                     for( $i = 1; $i <= $max_stars; $i++ )
                     {
                        // if we go the other way, zero would give us
                        // a problem
                        if( $i > $review_row['rating'] )
                        {
                           echo $empty_star;
                        }
                        else
                        {
                           echo $full_star;
                        }
                     }
                     echo '<br clear="all" />';
                     
                     echo '<div>'; // for quote and citation (username):
                     echo '<blockquote class="review_quote">';
                     echo htmlspecialchars_decode( $review_row['comment'] );
                     echo '</blockquote>';
                     echo '<p class="review_name">' . $review_row['reviewer_name'] . '</p>';
                     echo '</div>';
                     echo '</div>'; // for the whole review
                  } // outer while loop
                  
               } // endif num_rows2
               else // no records returned:
               {
                  echo '<p>No reviews at this time -- be the first to review us!</p><br />';
               }
            

The code shown would loop through the reviews table that you have, sorted in descending order (by date, which is stored in the table but not shown). The fun part of the code is determining the correct stars to display, which is inside the for loop.

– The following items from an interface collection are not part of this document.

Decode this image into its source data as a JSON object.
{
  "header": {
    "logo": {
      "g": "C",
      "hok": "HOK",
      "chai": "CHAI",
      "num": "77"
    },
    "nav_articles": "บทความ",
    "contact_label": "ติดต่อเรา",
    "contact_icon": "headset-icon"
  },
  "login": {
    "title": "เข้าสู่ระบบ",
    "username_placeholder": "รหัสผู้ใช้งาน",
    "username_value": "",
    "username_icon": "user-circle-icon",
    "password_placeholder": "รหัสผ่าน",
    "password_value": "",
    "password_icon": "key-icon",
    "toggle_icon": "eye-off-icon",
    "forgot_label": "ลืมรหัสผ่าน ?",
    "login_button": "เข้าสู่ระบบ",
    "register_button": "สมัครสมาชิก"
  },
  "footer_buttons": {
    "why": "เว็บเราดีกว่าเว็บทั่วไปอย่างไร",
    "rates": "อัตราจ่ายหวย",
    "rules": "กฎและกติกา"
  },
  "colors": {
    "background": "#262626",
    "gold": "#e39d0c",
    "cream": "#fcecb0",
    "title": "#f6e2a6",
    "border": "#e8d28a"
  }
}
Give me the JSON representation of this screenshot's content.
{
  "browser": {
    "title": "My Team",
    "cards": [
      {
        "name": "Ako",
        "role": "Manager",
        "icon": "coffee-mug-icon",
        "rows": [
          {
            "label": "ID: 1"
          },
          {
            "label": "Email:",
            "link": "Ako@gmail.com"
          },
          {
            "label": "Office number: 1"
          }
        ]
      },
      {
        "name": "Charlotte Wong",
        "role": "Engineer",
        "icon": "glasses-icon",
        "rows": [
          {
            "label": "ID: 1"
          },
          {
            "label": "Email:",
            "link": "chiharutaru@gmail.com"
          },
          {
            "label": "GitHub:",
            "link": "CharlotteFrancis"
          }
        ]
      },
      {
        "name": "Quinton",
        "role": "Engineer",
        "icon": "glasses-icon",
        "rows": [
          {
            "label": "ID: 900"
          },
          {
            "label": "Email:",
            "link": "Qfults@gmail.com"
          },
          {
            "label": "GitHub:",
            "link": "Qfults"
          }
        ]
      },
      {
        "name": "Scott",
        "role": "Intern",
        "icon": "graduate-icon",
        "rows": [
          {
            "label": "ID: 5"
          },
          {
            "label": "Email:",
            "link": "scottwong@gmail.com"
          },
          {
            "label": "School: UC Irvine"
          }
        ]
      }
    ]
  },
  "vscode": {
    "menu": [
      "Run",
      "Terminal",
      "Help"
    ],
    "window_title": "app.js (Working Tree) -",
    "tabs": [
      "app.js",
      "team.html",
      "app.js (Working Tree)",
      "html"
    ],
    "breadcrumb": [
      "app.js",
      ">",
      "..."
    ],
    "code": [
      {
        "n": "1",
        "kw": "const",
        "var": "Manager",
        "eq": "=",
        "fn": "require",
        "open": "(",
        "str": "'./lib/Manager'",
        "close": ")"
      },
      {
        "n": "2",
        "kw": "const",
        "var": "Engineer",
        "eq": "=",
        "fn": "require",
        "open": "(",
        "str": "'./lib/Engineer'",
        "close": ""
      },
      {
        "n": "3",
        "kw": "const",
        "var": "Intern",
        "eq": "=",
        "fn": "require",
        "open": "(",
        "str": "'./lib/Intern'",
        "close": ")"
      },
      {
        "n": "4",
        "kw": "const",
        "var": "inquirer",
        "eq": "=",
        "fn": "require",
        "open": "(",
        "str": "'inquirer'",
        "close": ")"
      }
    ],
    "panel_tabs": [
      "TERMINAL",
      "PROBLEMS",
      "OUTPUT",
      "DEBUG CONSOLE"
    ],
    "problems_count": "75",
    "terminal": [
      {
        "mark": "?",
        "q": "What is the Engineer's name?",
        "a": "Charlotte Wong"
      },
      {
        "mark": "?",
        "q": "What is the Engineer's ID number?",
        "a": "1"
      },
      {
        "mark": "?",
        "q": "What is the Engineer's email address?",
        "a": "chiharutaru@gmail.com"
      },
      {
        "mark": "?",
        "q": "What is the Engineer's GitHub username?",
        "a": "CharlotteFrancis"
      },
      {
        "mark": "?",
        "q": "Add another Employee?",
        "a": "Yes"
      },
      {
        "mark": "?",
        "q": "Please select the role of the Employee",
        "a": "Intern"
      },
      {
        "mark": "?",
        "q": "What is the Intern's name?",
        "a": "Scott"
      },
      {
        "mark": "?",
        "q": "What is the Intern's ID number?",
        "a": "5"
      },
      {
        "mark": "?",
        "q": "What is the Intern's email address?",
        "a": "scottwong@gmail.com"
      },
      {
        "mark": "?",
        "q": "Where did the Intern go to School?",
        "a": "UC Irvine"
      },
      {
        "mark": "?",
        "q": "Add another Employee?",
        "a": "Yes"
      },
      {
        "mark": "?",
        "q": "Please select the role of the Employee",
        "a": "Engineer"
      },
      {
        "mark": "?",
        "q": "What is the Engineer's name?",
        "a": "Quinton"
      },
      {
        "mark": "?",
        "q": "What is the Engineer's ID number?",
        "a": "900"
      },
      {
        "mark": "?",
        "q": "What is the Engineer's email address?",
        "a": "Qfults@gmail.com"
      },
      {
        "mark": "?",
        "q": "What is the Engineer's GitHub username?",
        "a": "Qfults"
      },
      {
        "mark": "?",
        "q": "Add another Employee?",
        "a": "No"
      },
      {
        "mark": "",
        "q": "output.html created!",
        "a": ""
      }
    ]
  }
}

Download The CSS And Images

If you want to just download the whole thing, click the link here and you will have that option. You need to create the HTML yourself, however. [star_rating.zip]

That's About It!

If you wanted to, you could probably tinker with some of this and make it do even more.